Taussat, originally a small fishing and oyster-catching port, developed as a sea resort in the 19th century. Several villas were built between the shore and the pinewoods, most of them having been preserved until now. The most famous guest of Taussat was the painter Henri de Toulouse-Lautrec (1864-1901, biography). Tired of his dissolute life and immoderate use of alcoholic beverages, he stayed several times in the "Villa Bagatelle" between 1890 and 1901. A good swimmer and rower, Toulouse-Lautrec used to fish with a domesticated cormorant, which he carried on his fist, as his father did with a falcon. On 15 August 1901, while staying in Taussat, Toulouse-Lautrec was struck down by an apoplectic fit; his mother brought him back on 20 August to the Malromé family manor, where he died on 9 September.

Ivan Sache, 17 October 2011

Flag of Lanton

The flag of Lanton, hoisted on the town hall, is white with the municipal logo in the middle.
The logo of Lanton is made of the name of the municipality in black capital letters, except the "A" made of an orange sail and the "O" made of an orange sun disk, place above a blue base. "VILLE DE" (Town of) is written vertically on the left of the logo.

Ivan Sache, 17 October 2011

Yacht clubs in Lanton

Club Nautique Taussat-Cassy

[Flag of CNTC]

Flag of CNTC - Image by Ivan Sache, 2 June 2009

Club Nautique Taussat-Cassy (CNTC) is based at the Old Port of Taussat.
The flag of CNTC, part of the club emblem, is red, quartered by a thin white saltire and with the white letters "C", "N", "C" and "T" in the respective quarters.

Ivan Sache, 2 June 2009

Yachting-Club de Taussat

[Flag of YCT]         [Burgee of YCT]

Flag and burgee of YCT - Images by Ivan Sache, 7 July 2012

Another yacht club existed in Taussat in the beginning of the 20th century. The Yachting-Club de Taussat (YCT) was registered on 11 February 1901, as affiliated to the Yachting-Club d'Arcachon; each of the two clubs was a regular member of the other, sending a delegate to the respective club's general assembly, but the two clubs were managed in total independence.
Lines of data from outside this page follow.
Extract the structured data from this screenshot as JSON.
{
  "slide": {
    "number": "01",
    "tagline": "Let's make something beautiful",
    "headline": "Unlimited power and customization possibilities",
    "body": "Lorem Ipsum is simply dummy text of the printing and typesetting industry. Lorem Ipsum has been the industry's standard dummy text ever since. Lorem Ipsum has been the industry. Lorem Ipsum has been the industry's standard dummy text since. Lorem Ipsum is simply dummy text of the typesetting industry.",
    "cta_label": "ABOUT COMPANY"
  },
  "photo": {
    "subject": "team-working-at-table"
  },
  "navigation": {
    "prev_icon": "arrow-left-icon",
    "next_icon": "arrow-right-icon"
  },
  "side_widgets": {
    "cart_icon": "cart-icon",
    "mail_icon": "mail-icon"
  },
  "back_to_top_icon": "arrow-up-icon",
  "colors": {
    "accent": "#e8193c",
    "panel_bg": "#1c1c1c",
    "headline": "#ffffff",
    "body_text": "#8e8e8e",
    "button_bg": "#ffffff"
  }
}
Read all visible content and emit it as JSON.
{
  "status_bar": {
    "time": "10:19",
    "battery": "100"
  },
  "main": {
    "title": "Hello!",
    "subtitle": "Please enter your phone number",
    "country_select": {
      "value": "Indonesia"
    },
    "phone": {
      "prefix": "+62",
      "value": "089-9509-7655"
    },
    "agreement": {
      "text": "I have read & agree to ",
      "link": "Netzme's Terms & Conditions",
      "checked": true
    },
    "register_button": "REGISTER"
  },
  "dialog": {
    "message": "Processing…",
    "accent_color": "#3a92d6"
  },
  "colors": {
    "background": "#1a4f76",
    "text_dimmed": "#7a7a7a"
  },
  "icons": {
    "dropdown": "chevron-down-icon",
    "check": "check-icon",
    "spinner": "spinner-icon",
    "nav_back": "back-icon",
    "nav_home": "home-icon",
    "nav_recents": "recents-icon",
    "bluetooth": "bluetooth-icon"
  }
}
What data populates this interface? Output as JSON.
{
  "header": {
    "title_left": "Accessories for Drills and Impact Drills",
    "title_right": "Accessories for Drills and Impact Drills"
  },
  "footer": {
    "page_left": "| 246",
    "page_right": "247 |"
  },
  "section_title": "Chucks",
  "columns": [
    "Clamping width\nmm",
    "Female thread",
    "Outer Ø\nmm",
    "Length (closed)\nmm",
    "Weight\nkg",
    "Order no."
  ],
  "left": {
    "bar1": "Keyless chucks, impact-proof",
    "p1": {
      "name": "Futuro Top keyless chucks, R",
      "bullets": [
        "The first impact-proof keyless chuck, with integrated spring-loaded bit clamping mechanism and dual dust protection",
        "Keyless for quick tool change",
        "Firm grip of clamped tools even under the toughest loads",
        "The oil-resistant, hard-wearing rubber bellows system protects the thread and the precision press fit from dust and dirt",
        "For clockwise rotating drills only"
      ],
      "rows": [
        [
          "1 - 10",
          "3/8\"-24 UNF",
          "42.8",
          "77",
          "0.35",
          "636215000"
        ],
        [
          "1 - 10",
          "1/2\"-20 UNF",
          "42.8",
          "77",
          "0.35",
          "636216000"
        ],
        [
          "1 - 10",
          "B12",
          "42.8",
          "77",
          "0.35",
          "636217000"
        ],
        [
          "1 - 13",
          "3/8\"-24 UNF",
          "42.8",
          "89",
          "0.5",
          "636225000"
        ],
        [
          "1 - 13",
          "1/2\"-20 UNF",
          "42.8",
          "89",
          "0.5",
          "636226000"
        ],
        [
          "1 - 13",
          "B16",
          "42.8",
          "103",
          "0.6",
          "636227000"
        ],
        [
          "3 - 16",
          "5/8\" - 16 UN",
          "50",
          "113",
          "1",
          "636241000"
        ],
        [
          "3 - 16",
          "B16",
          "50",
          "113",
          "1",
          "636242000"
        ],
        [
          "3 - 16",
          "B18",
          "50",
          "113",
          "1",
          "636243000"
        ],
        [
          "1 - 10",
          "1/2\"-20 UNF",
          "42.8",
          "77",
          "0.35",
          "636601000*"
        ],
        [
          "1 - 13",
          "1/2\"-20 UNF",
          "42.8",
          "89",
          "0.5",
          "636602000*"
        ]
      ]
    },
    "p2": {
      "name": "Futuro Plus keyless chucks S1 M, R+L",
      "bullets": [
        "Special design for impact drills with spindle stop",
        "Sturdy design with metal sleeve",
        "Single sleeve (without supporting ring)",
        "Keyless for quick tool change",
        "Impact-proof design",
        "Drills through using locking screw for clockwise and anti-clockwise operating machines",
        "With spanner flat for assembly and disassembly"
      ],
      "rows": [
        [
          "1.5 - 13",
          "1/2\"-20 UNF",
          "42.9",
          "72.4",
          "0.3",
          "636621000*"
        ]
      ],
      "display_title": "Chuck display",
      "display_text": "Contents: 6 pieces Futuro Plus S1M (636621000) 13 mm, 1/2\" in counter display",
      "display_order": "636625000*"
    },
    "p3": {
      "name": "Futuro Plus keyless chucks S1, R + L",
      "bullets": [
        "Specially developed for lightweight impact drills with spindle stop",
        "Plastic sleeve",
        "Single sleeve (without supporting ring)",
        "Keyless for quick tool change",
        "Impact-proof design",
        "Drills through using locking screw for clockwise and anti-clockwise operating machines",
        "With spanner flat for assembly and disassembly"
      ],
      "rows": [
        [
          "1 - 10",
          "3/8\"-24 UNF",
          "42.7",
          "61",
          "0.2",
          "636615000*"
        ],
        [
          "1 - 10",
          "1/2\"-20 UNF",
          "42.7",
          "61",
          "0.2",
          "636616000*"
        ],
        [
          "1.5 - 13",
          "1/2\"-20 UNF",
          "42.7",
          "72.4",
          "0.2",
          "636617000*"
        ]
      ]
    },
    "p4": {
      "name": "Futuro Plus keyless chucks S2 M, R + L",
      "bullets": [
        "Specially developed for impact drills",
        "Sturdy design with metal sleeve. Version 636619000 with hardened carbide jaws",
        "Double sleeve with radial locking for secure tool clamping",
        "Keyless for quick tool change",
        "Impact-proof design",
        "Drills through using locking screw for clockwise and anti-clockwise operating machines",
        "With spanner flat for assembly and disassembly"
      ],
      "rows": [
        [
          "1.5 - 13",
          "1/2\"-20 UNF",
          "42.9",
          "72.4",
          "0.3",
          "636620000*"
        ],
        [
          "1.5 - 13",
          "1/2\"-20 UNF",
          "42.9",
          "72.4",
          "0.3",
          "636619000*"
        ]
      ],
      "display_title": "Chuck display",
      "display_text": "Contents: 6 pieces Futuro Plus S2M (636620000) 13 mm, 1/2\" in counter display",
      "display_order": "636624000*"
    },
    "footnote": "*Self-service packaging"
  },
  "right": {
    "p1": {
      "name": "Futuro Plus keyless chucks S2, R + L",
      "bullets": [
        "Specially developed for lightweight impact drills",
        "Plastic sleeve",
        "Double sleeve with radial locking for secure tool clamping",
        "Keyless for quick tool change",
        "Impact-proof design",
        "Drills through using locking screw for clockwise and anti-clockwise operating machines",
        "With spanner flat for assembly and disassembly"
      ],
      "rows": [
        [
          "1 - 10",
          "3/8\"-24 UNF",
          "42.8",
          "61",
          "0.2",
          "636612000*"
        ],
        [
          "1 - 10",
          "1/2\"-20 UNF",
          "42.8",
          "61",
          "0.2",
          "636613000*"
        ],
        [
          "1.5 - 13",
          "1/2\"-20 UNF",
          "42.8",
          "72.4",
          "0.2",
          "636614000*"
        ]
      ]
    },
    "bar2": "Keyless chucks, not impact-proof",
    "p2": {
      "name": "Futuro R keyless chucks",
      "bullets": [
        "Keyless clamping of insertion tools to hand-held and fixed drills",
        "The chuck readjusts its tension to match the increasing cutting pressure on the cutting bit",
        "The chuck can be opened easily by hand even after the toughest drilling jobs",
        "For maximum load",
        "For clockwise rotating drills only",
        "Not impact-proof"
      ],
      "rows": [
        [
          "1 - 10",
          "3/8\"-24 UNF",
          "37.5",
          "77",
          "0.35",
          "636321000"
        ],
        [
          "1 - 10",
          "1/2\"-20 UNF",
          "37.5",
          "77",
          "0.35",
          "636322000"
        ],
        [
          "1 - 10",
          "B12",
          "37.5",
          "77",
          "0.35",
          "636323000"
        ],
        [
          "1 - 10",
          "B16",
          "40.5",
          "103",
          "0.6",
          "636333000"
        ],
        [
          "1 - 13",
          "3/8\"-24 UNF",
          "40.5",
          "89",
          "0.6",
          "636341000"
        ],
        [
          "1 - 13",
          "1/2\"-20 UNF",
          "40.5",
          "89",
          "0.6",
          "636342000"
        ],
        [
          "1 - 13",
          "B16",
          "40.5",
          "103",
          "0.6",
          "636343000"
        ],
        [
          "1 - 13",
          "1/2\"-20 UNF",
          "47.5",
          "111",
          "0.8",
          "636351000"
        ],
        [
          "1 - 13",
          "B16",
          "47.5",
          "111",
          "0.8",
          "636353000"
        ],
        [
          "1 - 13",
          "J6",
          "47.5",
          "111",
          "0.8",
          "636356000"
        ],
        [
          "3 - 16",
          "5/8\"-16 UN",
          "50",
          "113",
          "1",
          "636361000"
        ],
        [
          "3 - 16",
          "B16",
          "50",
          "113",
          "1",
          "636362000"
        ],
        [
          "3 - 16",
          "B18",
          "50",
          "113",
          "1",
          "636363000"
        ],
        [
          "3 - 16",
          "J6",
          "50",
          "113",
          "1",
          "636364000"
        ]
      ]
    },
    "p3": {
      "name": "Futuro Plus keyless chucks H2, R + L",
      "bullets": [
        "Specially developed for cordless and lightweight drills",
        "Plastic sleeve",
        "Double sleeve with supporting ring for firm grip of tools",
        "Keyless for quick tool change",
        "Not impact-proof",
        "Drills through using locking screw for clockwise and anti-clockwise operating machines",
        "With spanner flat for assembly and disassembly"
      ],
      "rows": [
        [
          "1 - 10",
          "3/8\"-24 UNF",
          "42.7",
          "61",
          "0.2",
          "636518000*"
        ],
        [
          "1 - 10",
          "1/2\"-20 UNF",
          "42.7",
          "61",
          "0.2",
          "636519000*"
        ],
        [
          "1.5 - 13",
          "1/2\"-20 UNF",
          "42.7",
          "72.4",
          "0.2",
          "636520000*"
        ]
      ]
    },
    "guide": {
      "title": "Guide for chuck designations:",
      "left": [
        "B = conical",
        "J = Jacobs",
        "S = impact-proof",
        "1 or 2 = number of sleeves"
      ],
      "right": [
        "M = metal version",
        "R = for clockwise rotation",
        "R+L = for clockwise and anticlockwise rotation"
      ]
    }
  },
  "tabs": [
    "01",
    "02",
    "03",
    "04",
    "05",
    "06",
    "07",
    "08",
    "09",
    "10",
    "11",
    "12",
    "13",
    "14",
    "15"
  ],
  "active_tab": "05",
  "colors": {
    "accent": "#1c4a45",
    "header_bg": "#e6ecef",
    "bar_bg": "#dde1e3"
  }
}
The statutes of YCT contain a description, with images, of the club's emblems.
The flag of YCT is "a red square, a blue cross and red letters". The drawing placed just below the written description shows a rectangular white flag quartered by a blue saltire, in the respective quarters the letters "Y", "T", and "C", and an anchor, all red.
The burgee of YCT is "of triangular shape, a white background, a blue compass and red letters". The drawing placed just below the written description shows a white pennant with a blue chevron, along the hoist the red letters "YC" placed vertically, at fly a red letter "T". The dimensions of the burgee are given as 0,50 m x 0.90 m for a 10-ton boat; "the owners of yachts below 10 tons can proportionate the dimensions of the burgee at their own will, depending on the size of the boat". A side note says that a template burgee for a 10-ton boat is available at the seat of the yacht club.

A postcard shows the club's flag hoisted on the beach of Taussat.

Oddly enough, Article 1.4 of the Statutes prescribe that all members should be of French nationality. We know that at the same time, the Club Nautique de Nice welcomed foreign members.
Article 3.3 say that only the regular members of the club, thus excluding honorary and benefactor members, are allowed to use the club's burgee on their yacht.

Source: Statutes, regulations and photos of the YCT

Ivan Sache, 7 July 2012